Another Main Street with big-city access, Granbury sits on either side of the Brazos River southwest of Fort Worth. Voted USA Today’s Best Historic Small Town in America for three consecutive years starting in 2019, Granbury used Pearl Street as the main route through town until the 1930s. So, while technically not named Main, Pearl Street serves the same function as the historic Main Streets in other Texas communities: anchoring the town’s historic square.

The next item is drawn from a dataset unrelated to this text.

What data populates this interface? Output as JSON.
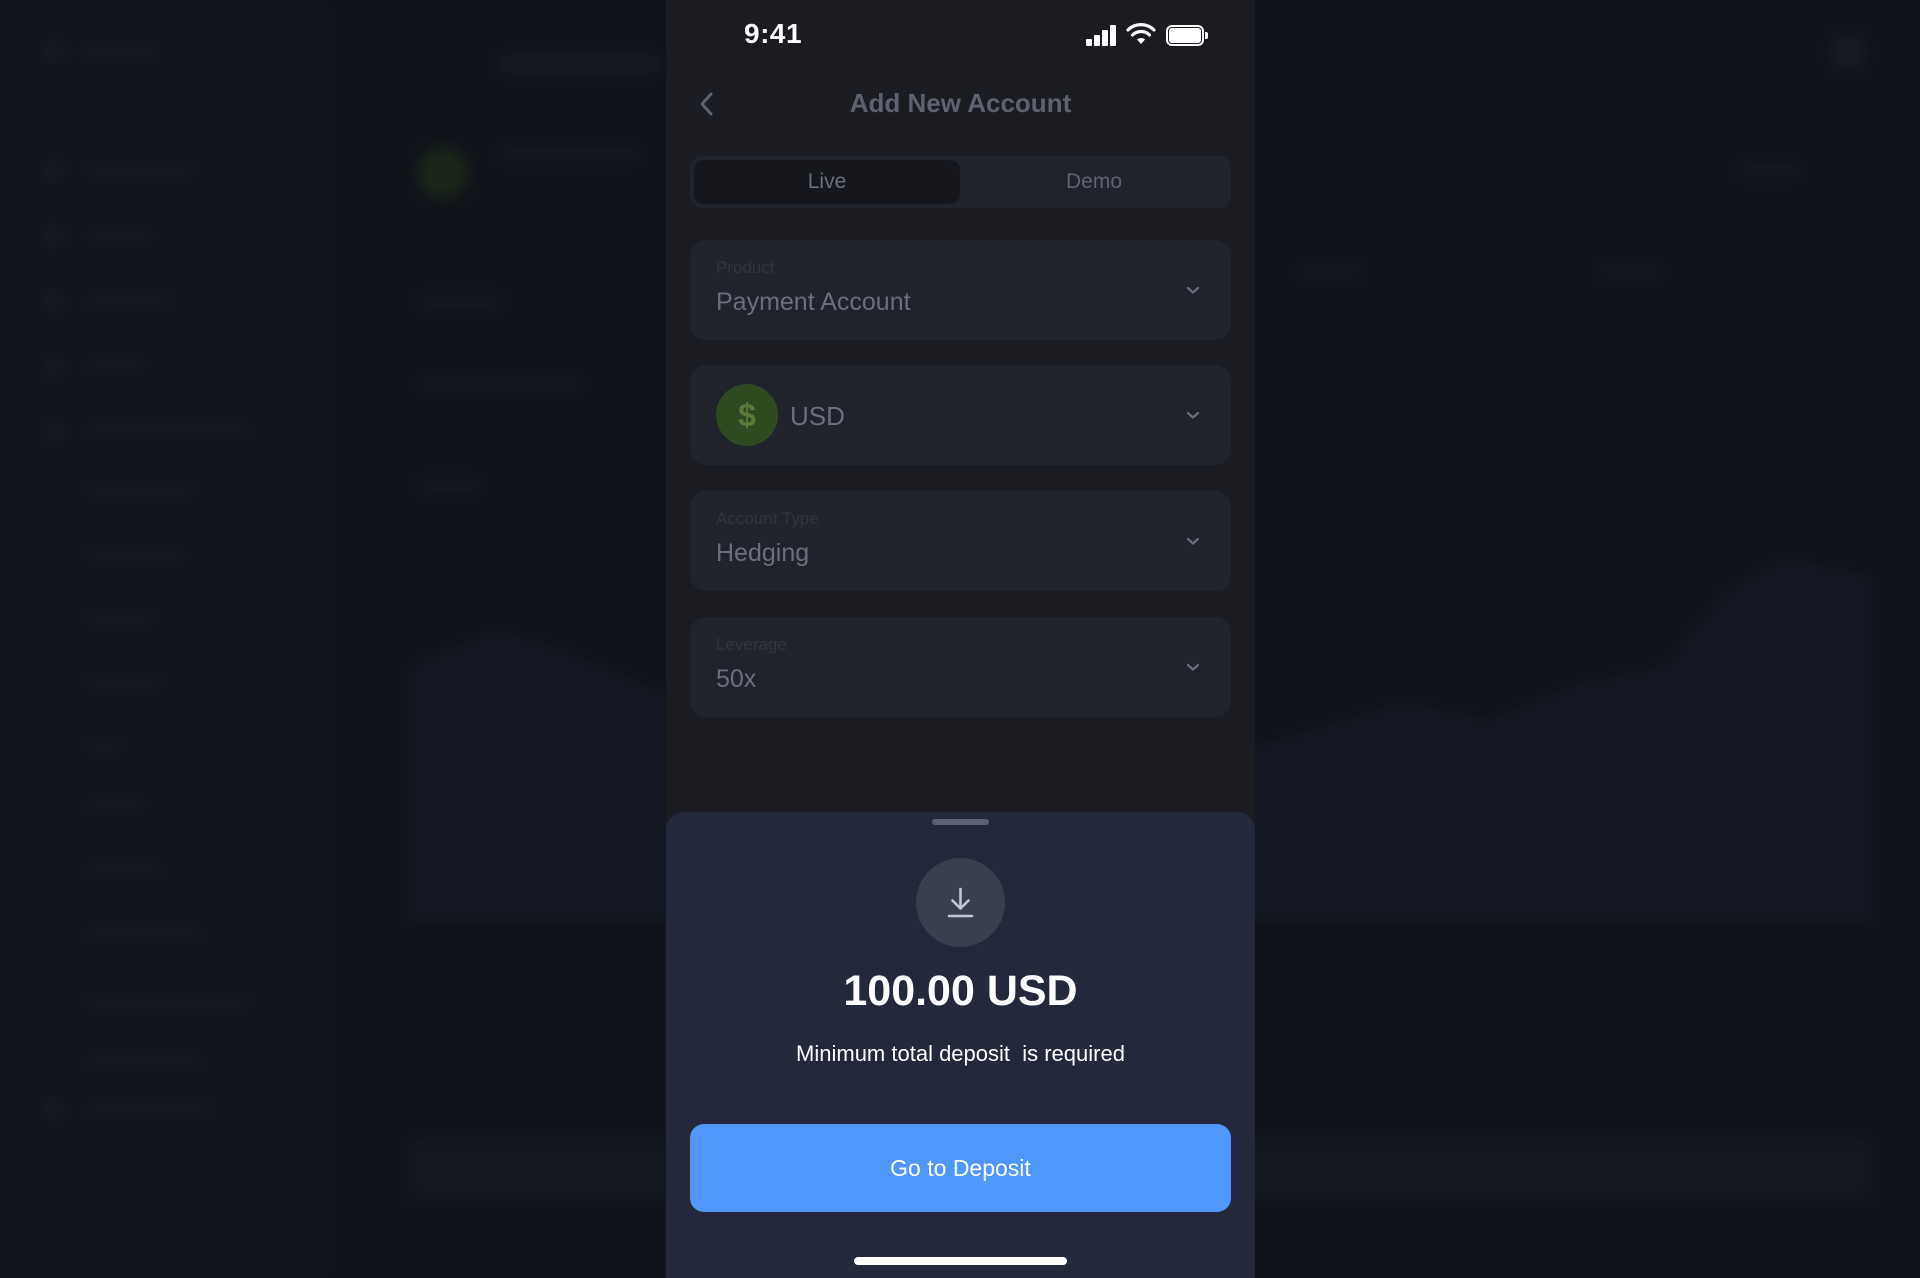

Meetings in this quaint location can be outdoors at the Granbury Square Plaza, or, for a waterfront view, Lake Granbury Conference Center is just a few blocks away. “Lake Granbury Conference Center is an intimate setting able to meet the needs of 300 to 350 people right on the lake,” says Tammy Dooley, director of Granbury Convention & Visitors Bureau. “Participants can walk to the square, and there are multiple hotels near the convention center, where we have 20,000 square feet of meeting space.” For a smaller group experience, attendees can stay on the square at Hotel Lucy, a luxury hotel with meeting space for 50, or choose several bed-and-breakfasts in the district.

Main Street (credit Rhiannon Taylor) 039A8969
Fredericksburg’s historic Main Street || Photo by Rhiannon Taylor

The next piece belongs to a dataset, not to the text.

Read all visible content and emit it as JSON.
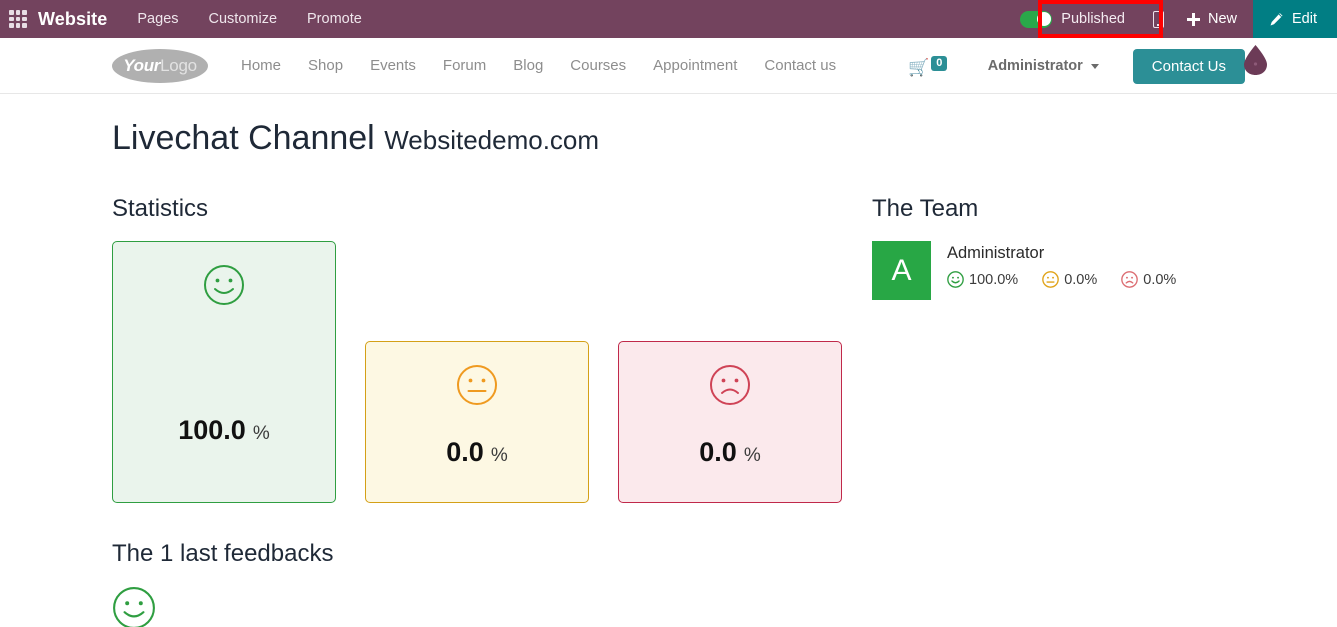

Historic Heritage

Of course, one of the biggest draws for meetings on Main Streets is the living history. Walk through storied squares, take a ride on wood trolleys, and see historic landmarks at every turn. Main Streets in Texas are monuments to the legacy of the state and its early settlers.

Step into the past north of Austin in Georgetown’s historic downtown with some of the most breathtaking Victorian architecture in the state. From the onion dome of the Old Masonic Lodge to the Georgetown Art Center, you will see stone-front buildings to honor the past and sustainable landscaping practices with native plants to care for the future.

Parties up to 80 can meet at City Post, a restored historic post office, and Sweet Lemon Kitchen can seat 40 guests across three intimate dining spaces to enjoy conversation and from-scratch menus. Just a mile north of Main Street, you will find the Georgetown Event Center with space for 250 attendees. For larger events, the Sheraton Austin Georgetown Texas Hotel & Conference Center is a few minutes north on Interstate Highway 35 and offers 30,000 square feet of meeting space and 222 rooms.

Between Austin and San Antonio, one of the most popular Main Streets in the state has been around for 175 years. Fredericksburg, settled by German immigrants, retains its early heritage through German restaurants, gingerbread-style buildings, and Biergartens along Main. With more than 150 locally owned boutiques, shops, art galleries, restaurants, and tasting rooms, this long stretch of road offers meeting attendees plenty of entertainment—and plenty of steps for their daily fitness goal.

“Fredericksburg has been very intentional about preserving the history and heritage of Main Street from sign and paint ordinances, to not allowing chain stores in the seven-block National Historic District, to continuing to offer free parking to visitors,” says McKenzie Moellering, communications manager, Fredericksburg Convention and Visitor Bureau.

Open-air pavilions and green space are available for gathering at Marktplatz in the center of downtown. Lost Draw Cellars is one of the wineries in the area and offers tastings, live music, and event space. Nearby, the Pontotoc Vineyard Weingarten sits in a stone-walled courtyard next to a historic cottage, creating a casual atmosphere for local food and wine.

“There are several hotels and boutique inns that are group friendly and are within a short walking distance to Main Street,” Moellering says. “The Visitor Information Center, located one block off Main Street, is a great location for groups to gather, park, or take a shuttle to an off-site activity.” If local bed-and-breakfasts are too small, attendees can stay in the 55-room Hampton Inn & Suites Fredericksburg, just a short walk along Main.

Turns out, a meeting on Main Street in Texas offers a lot more than charm.